I am caught between the two.
After the Whirlwind
The echo of the whirlwind confused
the timing of when God’s voice
was heard. Get real. Those 33 questions
Job never heard out of that whirlwind
nor their response hearing in fear
the stillness now more terrifying
since it carried the whispered,
measured voice of God, the metaphors of eternal
life accessible as only desperate
hearing can receive in the afterglow
of such a storm.
The majesty and multiplicity
of life leaves no stone unturned,
no depth nor height not explored,
refusing no story — no beginning, middle,
Some writer who could not bear what was
being written confused the sequence to
distract the divine metaphor of facts.
We all know after a storm truth comes
in a whispered form of longing.
The Seventh Dream
The seventh dream eluded me
and in so doing the other six
were lost as I pursued what left
no sign but echo.
My hearing isn’t what it once
was and so what I thought
I had gained from the first six
was lost in pursuit of what
my grasp could not touch.
It felt so real that fantasy
was the only word I had for what
had been before it called me by name.
Now, I am in the wilderness,
my compass spinning, two moons,

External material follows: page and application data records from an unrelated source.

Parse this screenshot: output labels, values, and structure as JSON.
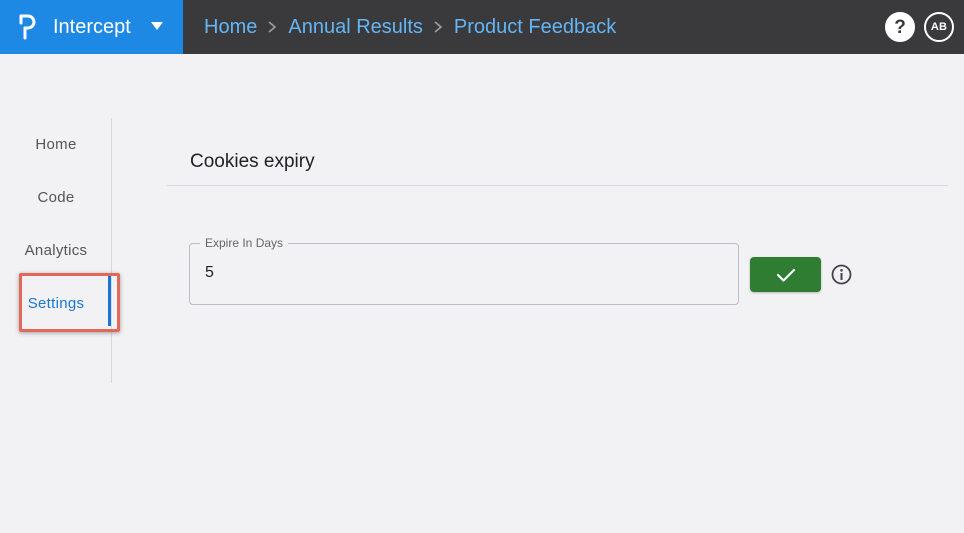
{
  "header": {
    "app_name": "Intercept",
    "breadcrumbs": [
      "Home",
      "Annual Results",
      "Product Feedback :"
    ],
    "help_symbol": "?",
    "user_initials": "AB",
    "colors": {
      "brand": "#1e88e5",
      "bar": "#3a3a3c",
      "link": "#64b5f6"
    }
  },
  "sidebar": {
    "items": [
      {
        "label": "Home"
      },
      {
        "label": "Code"
      },
      {
        "label": "Analytics"
      },
      {
        "label": "Settings",
        "active": true
      }
    ]
  },
  "main": {
    "section_title": "Cookies expiry",
    "expire_field": {
      "label": "Expire In Days",
      "value": "5"
    },
    "confirm_icon": "check-icon",
    "info_icon": "info-icon",
    "colors": {
      "confirm": "#2e7d32",
      "accent": "#1976d2",
      "highlight": "#e2685a"
    }
  }
}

two suns one in each quadrant
of the sky,
my feet above the ground, I leave
no track for my return; all water is a bridge
to the other side – I am not returning.
And I do not know if I am remembering
the echo or hearing it again
only that I’m lost with the promise
to be found.
Byron Hoot was born and raised in Morgantown, West Virginia, lived there until he went to college – a twelve-year excursion. Now he lives in northwestern Pennsylvania. . . still in Appalachia. He has recently had poems in The Watershed Journal, Tobeco Literary Arts Journal, on www.northsouthappal.com./appalachian-literature.html. and in Pennessence. He is a co-founder of The Tamarack Writers (1974) and The Fernwood Writers Retreat (2019). Proprietor of Hootnhowlpoetry.com.